This month we spent 5 minutes catching up with the winner of the LPA Student Challenges 2014-2015 final round – Emma Boyns. Emma – who is in her final year at the University of Gloucestershire studying Editorial and Advertising Photography - wins some amazing prizes including her own bespoke portfolio by the brilliant Delta Design with prints by Metro Imaging, as well as representation with LPA Futures for two years. Here’s what she had to say about the experience…
Congratulations on winning the LPA Student Challenges grand final! You’ve secured your place as one of the next group of LPA Futures photographers – how does it feel?
It feels great!
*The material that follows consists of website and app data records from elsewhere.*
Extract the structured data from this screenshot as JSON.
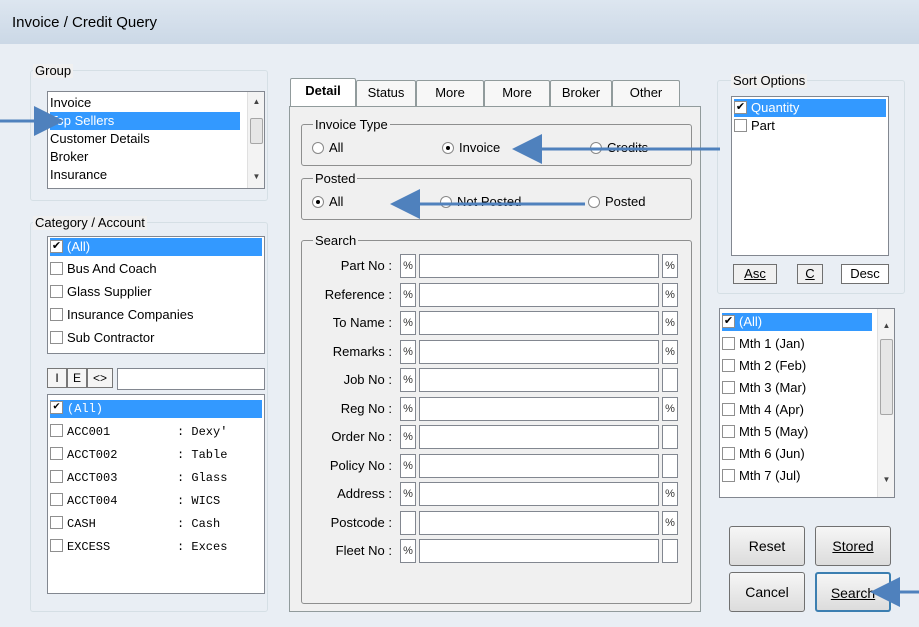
{
  "window": {
    "title": "Invoice / Credit Query"
  },
  "group": {
    "legend": "Group",
    "items": [
      "Invoice",
      "Top Sellers",
      "Customer Details",
      "Broker",
      "Insurance"
    ],
    "selected_index": 1
  },
  "category": {
    "legend": "Category / Account",
    "items": [
      "(All)",
      "Bus And Coach",
      "Glass Supplier",
      "Insurance Companies",
      "Sub Contractor"
    ],
    "checked_index": 0
  },
  "account_filter": {
    "toggles": [
      "I",
      "E",
      "<>"
    ],
    "text": ""
  },
  "accounts": [
    {
      "code": "(All)",
      "name": ""
    },
    {
      "code": "ACC001",
      "name": ": Dexy'"
    },
    {
      "code": "ACCT002",
      "name": ": Table"
    },
    {
      "code": "ACCT003",
      "name": ": Glass"
    },
    {
      "code": "ACCT004",
      "name": ": WICS"
    },
    {
      "code": "CASH",
      "name": ": Cash"
    },
    {
      "code": "EXCESS",
      "name": ": Exces"
    }
  ],
  "tabs": [
    "Detail",
    "Status",
    "More",
    "More",
    "Broker",
    "Other"
  ],
  "invoice_type": {
    "legend": "Invoice Type",
    "options": [
      "All",
      "Invoice",
      "Credits"
    ],
    "selected": "Invoice"
  },
  "posted": {
    "legend": "Posted",
    "options": [
      "All",
      "Not Posted",
      "Posted"
    ],
    "selected": "All"
  },
  "search": {
    "legend": "Search",
    "fields": [
      {
        "label": "Part No :",
        "left": "%",
        "value": "",
        "right": "%"
      },
      {
        "label": "Reference :",
        "left": "%",
        "value": "",
        "right": "%"
      },
      {
        "label": "To Name :",
        "left": "%",
        "value": "",
        "right": "%"
      },
      {
        "label": "Remarks :",
        "left": "%",
        "value": "",
        "right": "%"
      },
      {
        "label": "Job No :",
        "left": "%",
        "value": "",
        "right": ""
      },
      {
        "label": "Reg No :",
        "left": "%",
        "value": "",
        "right": "%"
      },
      {
        "label": "Order No :",
        "left": "%",
        "value": "",
        "right": ""
      },
      {
        "label": "Policy No :",
        "left": "%",
        "value": "",
        "right": ""
      },
      {
        "label": "Address :",
        "left": "%",
        "value": "",
        "right": "%"
      },
      {
        "label": "Postcode :",
        "left": "",
        "value": "",
        "right": "%"
      },
      {
        "label": "Fleet No :",
        "left": "%",
        "value": "",
        "right": ""
      }
    ]
  },
  "sort_options": {
    "legend": "Sort Options",
    "items": [
      {
        "label": "Quantity",
        "checked": true
      },
      {
        "label": "Part",
        "checked": false
      }
    ],
    "buttons": [
      "Asc",
      "C",
      "Desc"
    ]
  },
  "months": [
    {
      "label": "(All)",
      "checked": true
    },
    {
      "label": "Mth 1 (Jan)",
      "checked": false
    },
    {
      "label": "Mth 2 (Feb)",
      "checked": false
    },
    {
      "label": "Mth 3 (Mar)",
      "checked": false
    },
    {
      "label": "Mth 4 (Apr)",
      "checked": false
    },
    {
      "label": "Mth 5 (May)",
      "checked": false
    },
    {
      "label": "Mth 6 (Jun)",
      "checked": false
    },
    {
      "label": "Mth 7 (Jul)",
      "checked": false
    }
  ],
  "buttons": {
    "reset": "Reset",
    "stored": "Stored",
    "cancel": "Cancel",
    "search": "Search"
  },
  "colors": {
    "selection": "#3399ff",
    "annotation_arrow": "#4f81bd"
  }
}
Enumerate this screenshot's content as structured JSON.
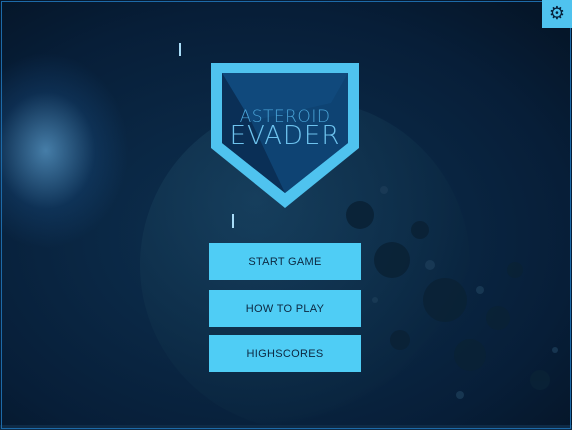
{
  "game": {
    "title_line1": "ASTEROID",
    "title_line2": "EVADER"
  },
  "settings": {
    "icon": "gear-icon",
    "glyph": "⚙"
  },
  "menu": {
    "buttons": [
      {
        "label": "START GAME"
      },
      {
        "label": "HOW TO PLAY"
      },
      {
        "label": "HIGHSCORES"
      }
    ]
  },
  "colors": {
    "accent": "#4fcdf5",
    "background": "#061a30",
    "shield_outer": "#4fc3ef",
    "shield_inner": "#0d3a66"
  }
}
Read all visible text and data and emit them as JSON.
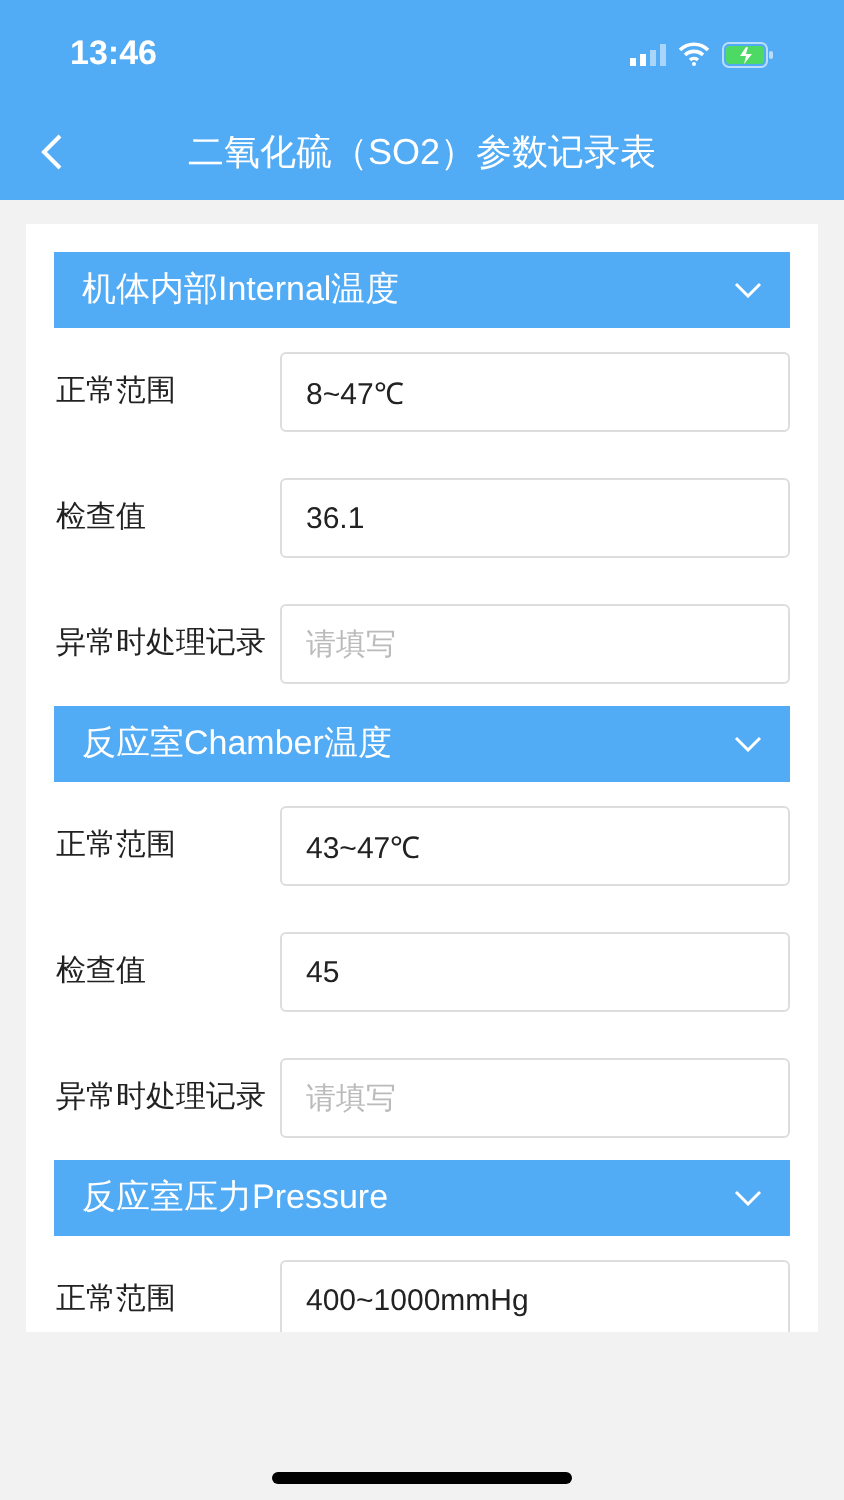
{
  "status_bar": {
    "time": "13:46"
  },
  "nav": {
    "title": "二氧化硫（SO2）参数记录表"
  },
  "sections": [
    {
      "title": "机体内部Internal温度",
      "expanded": true,
      "rows": [
        {
          "label": "正常范围",
          "value": "8~47℃"
        },
        {
          "label": "检查值",
          "value": "36.1"
        },
        {
          "label": "异常时处理记录",
          "placeholder": "请填写"
        }
      ]
    },
    {
      "title": "反应室Chamber温度",
      "expanded": true,
      "rows": [
        {
          "label": "正常范围",
          "value": "43~47℃"
        },
        {
          "label": "检查值",
          "value": "45"
        },
        {
          "label": "异常时处理记录",
          "placeholder": "请填写"
        }
      ]
    },
    {
      "title": "反应室压力Pressure",
      "expanded": true,
      "rows": [
        {
          "label": "正常范围",
          "value": "400~1000mmHg"
        }
      ]
    }
  ]
}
I wanted to stay positive after entering but totally didn’t expect to win so it was a lovely surprise.
What are you looking forward to most about being a part of the LPA roster?
I think being part of a group of people whom I have looked up to and whose clients and work I really admire; Sam Stowell, Charlotte Tolhurst, Rowan Fee and others have really inspired my work.
For the final round you were asked by Richard Brim & Daniel Moorey of Adam&EveDDB to interpret the creative copy ‘Love it or Hate it’. What were your initial thoughts and how did you approach the brief?
This is actually a brief that I was set at university for one module, which all of us hated at the time so there was a bit of a joke about that at first! But I approached it in a completely different way and chose not to over complicate it, focusing on the one, simple theme of liquorice and how to create a striking series based around that narrative.
© Emma Boyns – Student Challenge Number Three submission
What made you want to pursue a career as a food photographer?
I’ve always loved cooking and baking and have found both to be very therapeutic, so the movement towards this genre happened entirely naturally for me; at first I didn’t even realise I was photographing everything I was making, and it soon became second nature. I don’t think I’d have the time to invest in a different subject, as food really is my passion and is constantly on my mind.
How would you describe your photographic style?
I would describe it as fairly delicate, almost fragile sometimes. Although that may seem to contrast with my more conceptual, graphic images, I feel that a simplistic, minimalist theme runs through most of my work and the way I style shots often makes them quite feminine and dainty.
© Emma Boyns
Where do you look for inspiration – any favourite photographers, websites or blogs?
I am a huge fan of food blogs, which were the main focus of my dissertation. I admire the ability that bloggers such as Linda Lomelino and Izy Hossack have to cook, bake, write and photograph so beautifully. I also love cookbooks such as Nigel Slater’s Tender and Katie Quinn Davies’ What Katie Ate, and photographers such as Jean Cazals, Jonathan Gregson and Mowie Kay have been really inspirational for me.
If you weren’t a photographer, what would you be doing?
I have a big interest in psychology, which was my intended path while I was at sixth form, so perhaps something down that line. But I always think I’d find it hard to resist a food-based career, so you’d probably be more likely to find me in a little family-run bakery or restaurant.
© Emma Boyns
Your work impressed the judges in Student Challenge Number Two as well as the final round, what advice would you have for students wanting to enter the competition next year?
I think it would be to enter images that are strong rather than images that you ‘like.’ Don’t become too attached to an image because of the setting or context in which it was taken or the sentimental value it has to you – remember that the judges can only see the photographic merit and not these personal elements.